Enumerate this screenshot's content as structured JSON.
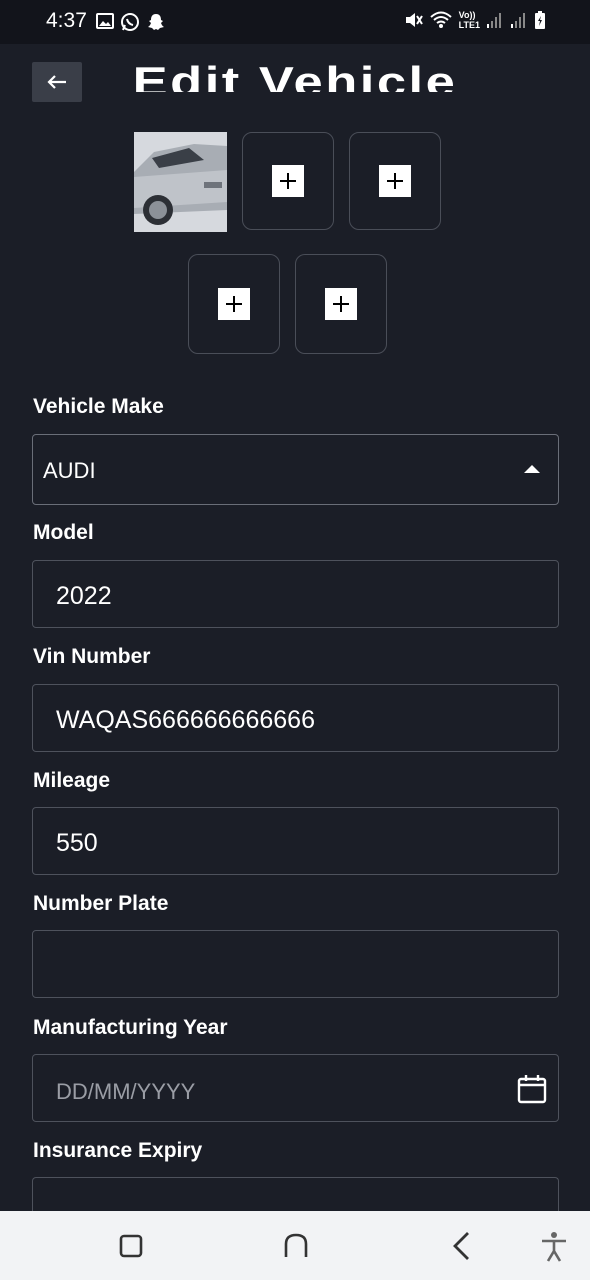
{
  "status_bar": {
    "time": "4:37",
    "left_icons": [
      "image-icon",
      "whatsapp-icon",
      "snapchat-icon"
    ],
    "right_icons": [
      "mute-icon",
      "wifi-icon",
      "volte-icon",
      "signal-icon",
      "signal-icon",
      "battery-icon"
    ],
    "volte_text": "Vo))",
    "lte_text": "LTE1"
  },
  "header": {
    "title": "Edit Vehicle",
    "back_icon": "arrow-left-icon"
  },
  "images": {
    "add_icon": "plus-icon",
    "slot_count": 5,
    "first_slot_filled": true
  },
  "form": {
    "make": {
      "label": "Vehicle Make",
      "value": "AUDI"
    },
    "model": {
      "label": "Model",
      "value": "2022"
    },
    "vin": {
      "label": "Vin Number",
      "value": "WAQAS666666666666"
    },
    "mileage": {
      "label": "Mileage",
      "value": "550"
    },
    "plate": {
      "label": "Number Plate",
      "value": ""
    },
    "year": {
      "label": "Manufacturing Year",
      "placeholder": "DD/MM/YYYY"
    },
    "insurance": {
      "label": "Insurance Expiry"
    }
  },
  "colors": {
    "background": "#1b1e27",
    "field_border": "#4e525c",
    "text": "#ffffff",
    "placeholder": "#9a9da5",
    "nav_bar": "#f2f3f5"
  },
  "nav_bar": {
    "buttons": [
      "recents-icon",
      "home-icon",
      "back-icon",
      "accessibility-icon"
    ]
  }
}
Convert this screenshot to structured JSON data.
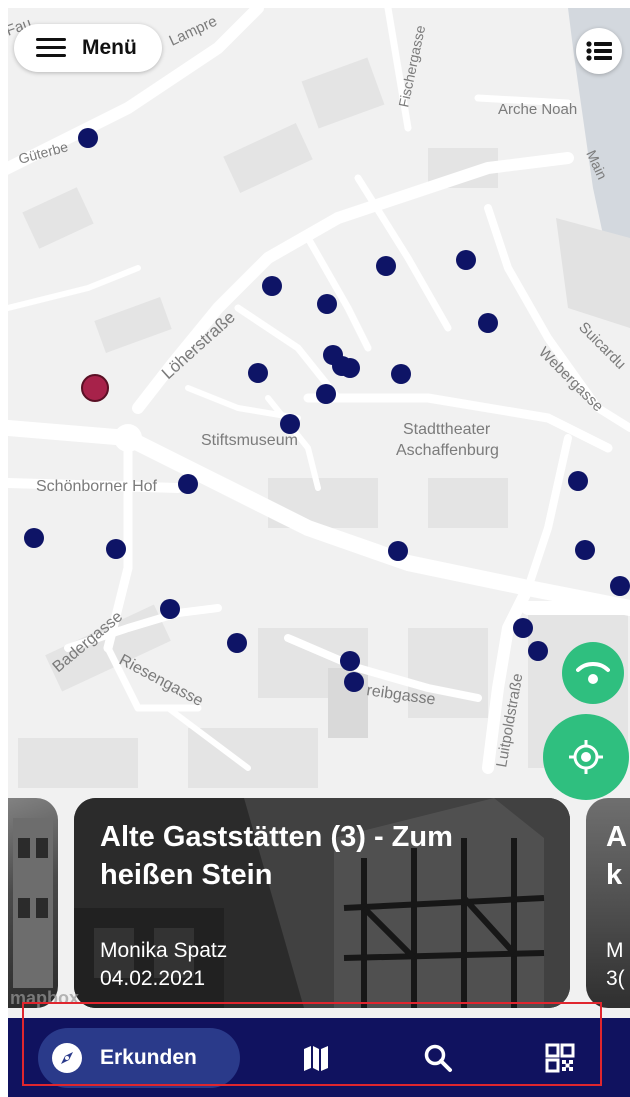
{
  "colors": {
    "map_background": "#f1f1f1",
    "road": "#ffffff",
    "marker_default": "#0e1466",
    "marker_selected": "#a7224a",
    "fab_green": "#2fbf7f",
    "nav_background": "#10125f",
    "nav_active_pill": "#2a3a8a",
    "highlight_border": "#e0262e"
  },
  "header": {
    "menu_label": "Menü",
    "menu_icon": "hamburger-icon",
    "list_icon": "list-icon"
  },
  "map": {
    "street_labels": {
      "fau": "Fau",
      "lampre": "Lampre",
      "fischergasse": "Fischergasse",
      "arche_noah": "Arche Noah",
      "main": "Main",
      "gueterbe": "Güterbe",
      "loherstrasse": "Löherstraße",
      "suicardu": "Suicardu",
      "webergasse": "Webergasse",
      "stiftsmuseum": "Stiftsmuseum",
      "stadttheater_1": "Stadttheater",
      "stadttheater_2": "Aschaffenburg",
      "schoenborner_hof": "Schönborner Hof",
      "badergasse": "Badergasse",
      "riesengasse": "Riesengasse",
      "treibgasse": "reibgasse",
      "luitpoldstrasse": "Luitpoldstraße"
    },
    "marker_count": 30,
    "selected_marker_count": 1,
    "attribution": "mapbox"
  },
  "fabs": {
    "wifi_icon": "wifi-signal-icon",
    "locate_icon": "my-location-icon"
  },
  "cards": [
    {
      "title": "",
      "author": "",
      "date": ""
    },
    {
      "title": "Alte Gaststätten (3) - Zum heißen Stein",
      "author": "Monika Spatz",
      "date": "04.02.2021"
    },
    {
      "title": "A\nk",
      "author": "M",
      "date": "3("
    }
  ],
  "bottom_nav": {
    "items": [
      {
        "label": "Erkunden",
        "icon": "compass-icon",
        "active": true
      },
      {
        "label": "",
        "icon": "map-icon",
        "active": false
      },
      {
        "label": "",
        "icon": "search-icon",
        "active": false
      },
      {
        "label": "",
        "icon": "qr-code-icon",
        "active": false
      }
    ]
  }
}
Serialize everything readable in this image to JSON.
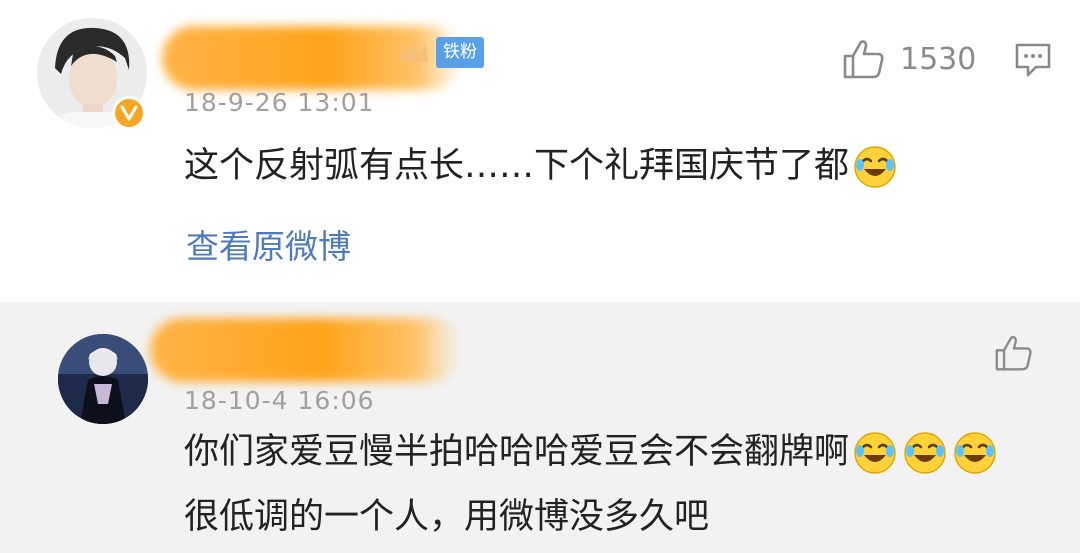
{
  "comments": [
    {
      "timestamp": "18-9-26 13:01",
      "badge": "铁粉",
      "text": "这个反射弧有点长……下个礼拜国庆节了都",
      "view_original": "查看原微博",
      "likes": "1530",
      "emoji": [
        "laugh-cry-emoji"
      ]
    },
    {
      "timestamp": "18-10-4 16:06",
      "text_line1": "你们家爱豆慢半拍哈哈哈爱豆会不会翻牌啊",
      "text_line2": "很低调的一个人，用微博没多久吧",
      "emoji": [
        "laugh-cry-emoji",
        "laugh-cry-emoji",
        "laugh-cry-emoji"
      ]
    }
  ],
  "colors": {
    "link": "#4f7bbd",
    "badge": "#5aa0e6",
    "verified": "#f6a623",
    "redaction": "#ffa31a",
    "second_bg": "#f2f2f2"
  }
}
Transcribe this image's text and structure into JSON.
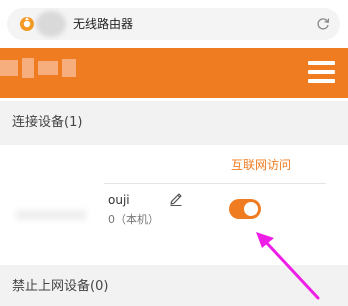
{
  "browser": {
    "tab_title": "无线路由器",
    "icons": {
      "site": "router-logo-icon",
      "reload": "reload-icon"
    }
  },
  "header": {
    "accent_color": "#f07c22",
    "menu_icon": "hamburger-menu-icon"
  },
  "connected_section": {
    "title": "连接设备(1)",
    "column_header": "互联网访问",
    "devices": [
      {
        "name": "ouji",
        "subtitle": "0（本机）",
        "internet_access_enabled": true,
        "edit_icon": "pencil-edit-icon"
      }
    ]
  },
  "blocked_section": {
    "title": "禁止上网设备(0)"
  },
  "annotation": {
    "arrow_color": "#ee1ee6"
  }
}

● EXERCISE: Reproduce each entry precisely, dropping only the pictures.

● TASK ANSWER:
Enumerate this screenshot's content as structured JSON.
{
  "status_bar": {
    "time": "4:37",
    "left_icons": [
      "image-icon",
      "whatsapp-icon",
      "snapchat-icon"
    ],
    "right_icons": [
      "mute-icon",
      "wifi-icon",
      "volte-icon",
      "signal-icon",
      "signal-icon",
      "battery-icon"
    ],
    "volte_text": "Vo))",
    "lte_text": "LTE1"
  },
  "header": {
    "title": "Edit Vehicle",
    "back_icon": "arrow-left-icon"
  },
  "images": {
    "add_icon": "plus-icon",
    "slot_count": 5,
    "first_slot_filled": true
  },
  "form": {
    "make": {
      "label": "Vehicle Make",
      "value": "AUDI"
    },
    "model": {
      "label": "Model",
      "value": "2022"
    },
    "vin": {
      "label": "Vin Number",
      "value": "WAQAS666666666666"
    },
    "mileage": {
      "label": "Mileage",
      "value": "550"
    },
    "plate": {
      "label": "Number Plate",
      "value": ""
    },
    "year": {
      "label": "Manufacturing Year",
      "placeholder": "DD/MM/YYYY"
    },
    "insurance": {
      "label": "Insurance Expiry"
    }
  },
  "colors": {
    "background": "#1b1e27",
    "field_border": "#4e525c",
    "text": "#ffffff",
    "placeholder": "#9a9da5",
    "nav_bar": "#f2f3f5"
  },
  "nav_bar": {
    "buttons": [
      "recents-icon",
      "home-icon",
      "back-icon",
      "accessibility-icon"
    ]
  }
}
Convert this screenshot to structured JSON data.
{
  "colors": {
    "map_background": "#f1f1f1",
    "road": "#ffffff",
    "marker_default": "#0e1466",
    "marker_selected": "#a7224a",
    "fab_green": "#2fbf7f",
    "nav_background": "#10125f",
    "nav_active_pill": "#2a3a8a",
    "highlight_border": "#e0262e"
  },
  "header": {
    "menu_label": "Menü",
    "menu_icon": "hamburger-icon",
    "list_icon": "list-icon"
  },
  "map": {
    "street_labels": {
      "fau": "Fau",
      "lampre": "Lampre",
      "fischergasse": "Fischergasse",
      "arche_noah": "Arche Noah",
      "main": "Main",
      "gueterbe": "Güterbe",
      "loherstrasse": "Löherstraße",
      "suicardu": "Suicardu",
      "webergasse": "Webergasse",
      "stiftsmuseum": "Stiftsmuseum",
      "stadttheater_1": "Stadttheater",
      "stadttheater_2": "Aschaffenburg",
      "schoenborner_hof": "Schönborner Hof",
      "badergasse": "Badergasse",
      "riesengasse": "Riesengasse",
      "treibgasse": "reibgasse",
      "luitpoldstrasse": "Luitpoldstraße"
    },
    "marker_count": 30,
    "selected_marker_count": 1,
    "attribution": "mapbox"
  },
  "fabs": {
    "wifi_icon": "wifi-signal-icon",
    "locate_icon": "my-location-icon"
  },
  "cards": [
    {
      "title": "",
      "author": "",
      "date": ""
    },
    {
      "title": "Alte Gaststätten (3) - Zum heißen Stein",
      "author": "Monika Spatz",
      "date": "04.02.2021"
    },
    {
      "title": "A\nk",
      "author": "M",
      "date": "3("
    }
  ],
  "bottom_nav": {
    "items": [
      {
        "label": "Erkunden",
        "icon": "compass-icon",
        "active": true
      },
      {
        "label": "",
        "icon": "map-icon",
        "active": false
      },
      {
        "label": "",
        "icon": "search-icon",
        "active": false
      },
      {
        "label": "",
        "icon": "qr-code-icon",
        "active": false
      }
    ]
  }
}
Serialize everything readable in this image to JSON.
{
  "comments": [
    {
      "timestamp": "18-9-26 13:01",
      "badge": "铁粉",
      "text": "这个反射弧有点长……下个礼拜国庆节了都",
      "view_original": "查看原微博",
      "likes": "1530",
      "emoji": [
        "laugh-cry-emoji"
      ]
    },
    {
      "timestamp": "18-10-4 16:06",
      "text_line1": "你们家爱豆慢半拍哈哈哈爱豆会不会翻牌啊",
      "text_line2": "很低调的一个人，用微博没多久吧",
      "emoji": [
        "laugh-cry-emoji",
        "laugh-cry-emoji",
        "laugh-cry-emoji"
      ]
    }
  ],
  "colors": {
    "link": "#4f7bbd",
    "badge": "#5aa0e6",
    "verified": "#f6a623",
    "redaction": "#ffa31a",
    "second_bg": "#f2f2f2"
  }
}
Transcribe this image's text and structure into JSON.
{
  "browser": {
    "tab_title": "无线路由器",
    "icons": {
      "site": "router-logo-icon",
      "reload": "reload-icon"
    }
  },
  "header": {
    "accent_color": "#f07c22",
    "menu_icon": "hamburger-menu-icon"
  },
  "connected_section": {
    "title": "连接设备(1)",
    "column_header": "互联网访问",
    "devices": [
      {
        "name": "ouji",
        "subtitle": "0（本机）",
        "internet_access_enabled": true,
        "edit_icon": "pencil-edit-icon"
      }
    ]
  },
  "blocked_section": {
    "title": "禁止上网设备(0)"
  },
  "annotation": {
    "arrow_color": "#ee1ee6"
  }
}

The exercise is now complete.